Which of the lines below mention the word "aggregates"? Pull each one out.

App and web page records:
──────────────────────────────

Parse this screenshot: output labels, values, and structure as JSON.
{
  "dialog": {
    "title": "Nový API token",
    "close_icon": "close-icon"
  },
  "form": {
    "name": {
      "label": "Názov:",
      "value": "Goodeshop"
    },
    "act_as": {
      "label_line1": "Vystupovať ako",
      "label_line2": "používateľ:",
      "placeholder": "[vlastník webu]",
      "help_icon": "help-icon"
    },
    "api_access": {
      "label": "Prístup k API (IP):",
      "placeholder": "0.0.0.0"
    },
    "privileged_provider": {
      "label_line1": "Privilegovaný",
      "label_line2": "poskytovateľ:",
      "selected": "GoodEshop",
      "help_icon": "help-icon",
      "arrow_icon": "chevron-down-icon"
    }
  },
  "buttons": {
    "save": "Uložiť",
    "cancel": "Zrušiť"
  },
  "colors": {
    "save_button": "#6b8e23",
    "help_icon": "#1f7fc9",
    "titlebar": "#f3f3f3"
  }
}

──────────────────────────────

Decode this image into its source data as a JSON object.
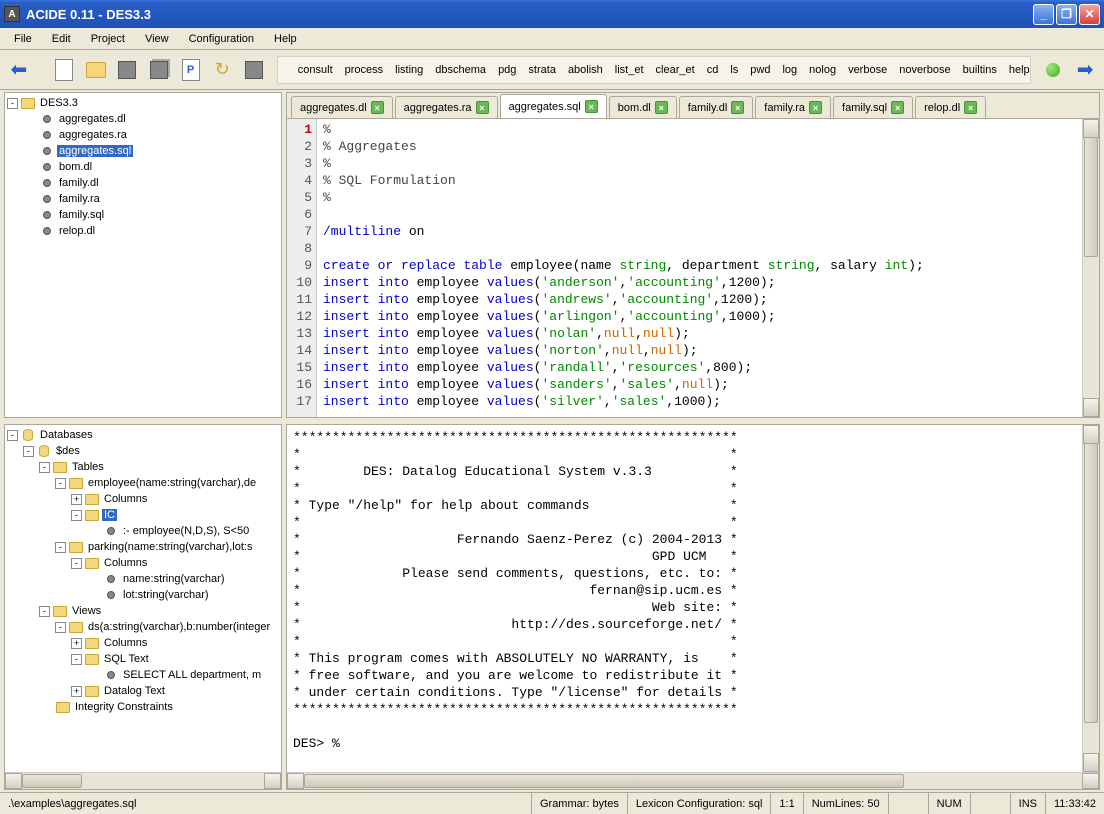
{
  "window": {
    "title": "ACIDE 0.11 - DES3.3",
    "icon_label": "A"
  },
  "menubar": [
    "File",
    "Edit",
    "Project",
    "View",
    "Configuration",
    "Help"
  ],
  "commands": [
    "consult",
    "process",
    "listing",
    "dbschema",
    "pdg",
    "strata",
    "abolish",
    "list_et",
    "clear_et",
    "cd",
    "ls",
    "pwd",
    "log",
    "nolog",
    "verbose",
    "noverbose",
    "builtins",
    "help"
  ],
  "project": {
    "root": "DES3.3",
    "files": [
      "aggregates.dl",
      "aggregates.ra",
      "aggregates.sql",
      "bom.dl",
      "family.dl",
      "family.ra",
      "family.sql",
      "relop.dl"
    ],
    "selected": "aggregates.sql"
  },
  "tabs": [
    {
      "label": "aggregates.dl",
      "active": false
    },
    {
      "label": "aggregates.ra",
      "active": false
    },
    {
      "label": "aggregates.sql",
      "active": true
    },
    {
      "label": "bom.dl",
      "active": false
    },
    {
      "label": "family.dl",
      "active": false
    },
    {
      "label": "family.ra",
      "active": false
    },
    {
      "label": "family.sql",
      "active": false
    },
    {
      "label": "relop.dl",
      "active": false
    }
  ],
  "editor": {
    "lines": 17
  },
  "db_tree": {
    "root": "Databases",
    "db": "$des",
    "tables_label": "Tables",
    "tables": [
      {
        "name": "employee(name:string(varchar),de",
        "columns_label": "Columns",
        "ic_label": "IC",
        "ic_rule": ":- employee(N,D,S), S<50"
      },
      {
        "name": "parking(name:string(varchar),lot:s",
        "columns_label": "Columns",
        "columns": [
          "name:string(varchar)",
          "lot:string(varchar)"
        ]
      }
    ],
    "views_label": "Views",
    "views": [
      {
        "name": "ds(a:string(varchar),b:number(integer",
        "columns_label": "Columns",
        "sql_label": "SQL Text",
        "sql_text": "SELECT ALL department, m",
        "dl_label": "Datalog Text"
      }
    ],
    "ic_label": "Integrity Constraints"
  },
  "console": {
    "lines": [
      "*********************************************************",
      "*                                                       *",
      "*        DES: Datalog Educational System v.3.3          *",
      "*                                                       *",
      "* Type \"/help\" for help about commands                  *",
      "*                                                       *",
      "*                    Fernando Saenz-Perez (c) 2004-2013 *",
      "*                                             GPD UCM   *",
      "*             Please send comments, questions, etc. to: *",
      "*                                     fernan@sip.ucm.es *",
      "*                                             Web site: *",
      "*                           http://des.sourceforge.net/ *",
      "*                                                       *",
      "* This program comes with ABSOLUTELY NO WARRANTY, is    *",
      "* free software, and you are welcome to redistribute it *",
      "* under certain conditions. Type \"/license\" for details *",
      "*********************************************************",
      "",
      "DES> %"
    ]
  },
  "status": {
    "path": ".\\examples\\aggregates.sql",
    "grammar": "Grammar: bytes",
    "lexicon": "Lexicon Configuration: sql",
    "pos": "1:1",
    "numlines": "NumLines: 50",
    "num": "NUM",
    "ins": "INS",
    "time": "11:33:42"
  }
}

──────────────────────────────

Task response —
      "aggregates.dl",
      "aggregates.ra",
      "aggregates.sql",
    "selected": "aggregates.sql"
      "label": "aggregates.dl",
      "label": "aggregates.ra",
      "label": "aggregates.sql",
    "path": ".\\examples\\aggregates.sql",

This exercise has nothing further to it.